I am sorry I failed to make myself clear to the hon. Gentleman. When this Estimate was prepared it was supposed that the work would be completed on the 30th September this year, and the salaries to the temporary clerks and others engaged were calculated on that basis. It is now definitely and officially stated that the work will be completed by the 30th June, and therefore there is in the Estimates a quarter's salary for all these temporary clerks, 992 &c., that will not be wanted, and this makes a reduction of £3,000. If we had had in January last the knowledge which is now in our possession the Estimates presented would have been £3,000 less. I am only asking the Committee to pass the Vote for the sum of money which is necessary for the purpose for which it is designed. The hon. Member for Belfast says, Why not vote more money than is required—
*SIR JOHN GORST

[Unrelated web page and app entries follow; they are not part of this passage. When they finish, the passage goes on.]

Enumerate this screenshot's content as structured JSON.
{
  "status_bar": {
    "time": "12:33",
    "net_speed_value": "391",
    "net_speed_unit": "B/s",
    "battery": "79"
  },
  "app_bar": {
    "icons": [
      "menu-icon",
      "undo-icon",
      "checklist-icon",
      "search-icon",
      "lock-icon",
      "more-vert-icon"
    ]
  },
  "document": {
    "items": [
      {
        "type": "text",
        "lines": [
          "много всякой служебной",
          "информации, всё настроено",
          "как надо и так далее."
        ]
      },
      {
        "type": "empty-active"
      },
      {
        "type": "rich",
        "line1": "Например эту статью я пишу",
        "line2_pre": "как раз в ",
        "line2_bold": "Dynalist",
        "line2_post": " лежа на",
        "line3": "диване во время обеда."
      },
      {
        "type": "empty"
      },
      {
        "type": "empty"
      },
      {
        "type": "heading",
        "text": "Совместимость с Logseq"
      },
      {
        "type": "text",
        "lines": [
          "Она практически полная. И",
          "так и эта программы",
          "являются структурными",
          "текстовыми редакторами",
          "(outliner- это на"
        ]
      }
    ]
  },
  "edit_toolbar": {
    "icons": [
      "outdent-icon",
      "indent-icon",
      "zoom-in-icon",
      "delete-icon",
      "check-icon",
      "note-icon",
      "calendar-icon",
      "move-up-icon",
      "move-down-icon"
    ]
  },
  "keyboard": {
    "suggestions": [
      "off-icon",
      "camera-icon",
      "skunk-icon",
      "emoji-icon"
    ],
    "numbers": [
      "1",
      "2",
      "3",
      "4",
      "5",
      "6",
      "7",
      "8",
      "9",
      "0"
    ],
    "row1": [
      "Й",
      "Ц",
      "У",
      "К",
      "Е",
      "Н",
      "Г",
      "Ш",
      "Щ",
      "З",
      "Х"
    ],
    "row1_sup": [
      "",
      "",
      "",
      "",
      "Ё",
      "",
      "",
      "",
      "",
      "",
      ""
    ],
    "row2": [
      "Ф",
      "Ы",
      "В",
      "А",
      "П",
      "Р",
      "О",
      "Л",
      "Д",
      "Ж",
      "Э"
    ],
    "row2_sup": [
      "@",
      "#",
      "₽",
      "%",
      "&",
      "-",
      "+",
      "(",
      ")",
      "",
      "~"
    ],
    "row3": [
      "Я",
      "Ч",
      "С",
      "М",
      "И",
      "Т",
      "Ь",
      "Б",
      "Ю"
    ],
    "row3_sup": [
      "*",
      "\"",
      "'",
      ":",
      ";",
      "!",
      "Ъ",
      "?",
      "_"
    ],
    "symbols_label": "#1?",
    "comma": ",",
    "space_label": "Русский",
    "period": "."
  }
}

But if we vote more money than is required we are simply taking money out of the pockets of the taxpayers. It would be utterly indefensible for us to take £3,000 which is not required. The hon. Member says that if this money is voted and not spent it would go into the surplus in the ordinary way. But if the money is voted and not spent and goes into the surplus, it will be applied to the reduction of the National Debt; and I maintain that we have no right to ask for a sum of money which we know will not be wanted, in order that it may go into the surplus.
§ MR. SEXTON
Do I understand that the officer in charge of the Department is satisfied that the money will not be required?
§ MR. SEXTON
The right hon. Gentleman did not by any means make that clear in his first speech. If it is merely a question of not paying a quarter's salary to some persons who will be disengaged, I raise no opposition.
§ DR. TANNER
I suppose the work has been completed earlier than you thought, because of the policy of emigration and extermination which has been pursued by the Government. The Census shows that there are a quarter of a million fewer persons in Ireland, and this is owing to the abominable policy you have pursued in our country.
§ Question put, and agreed to.
§ Vote agreed to.
§ 9. £5,237, to complete the sum for Valuation and Boundary Survey, Ireland.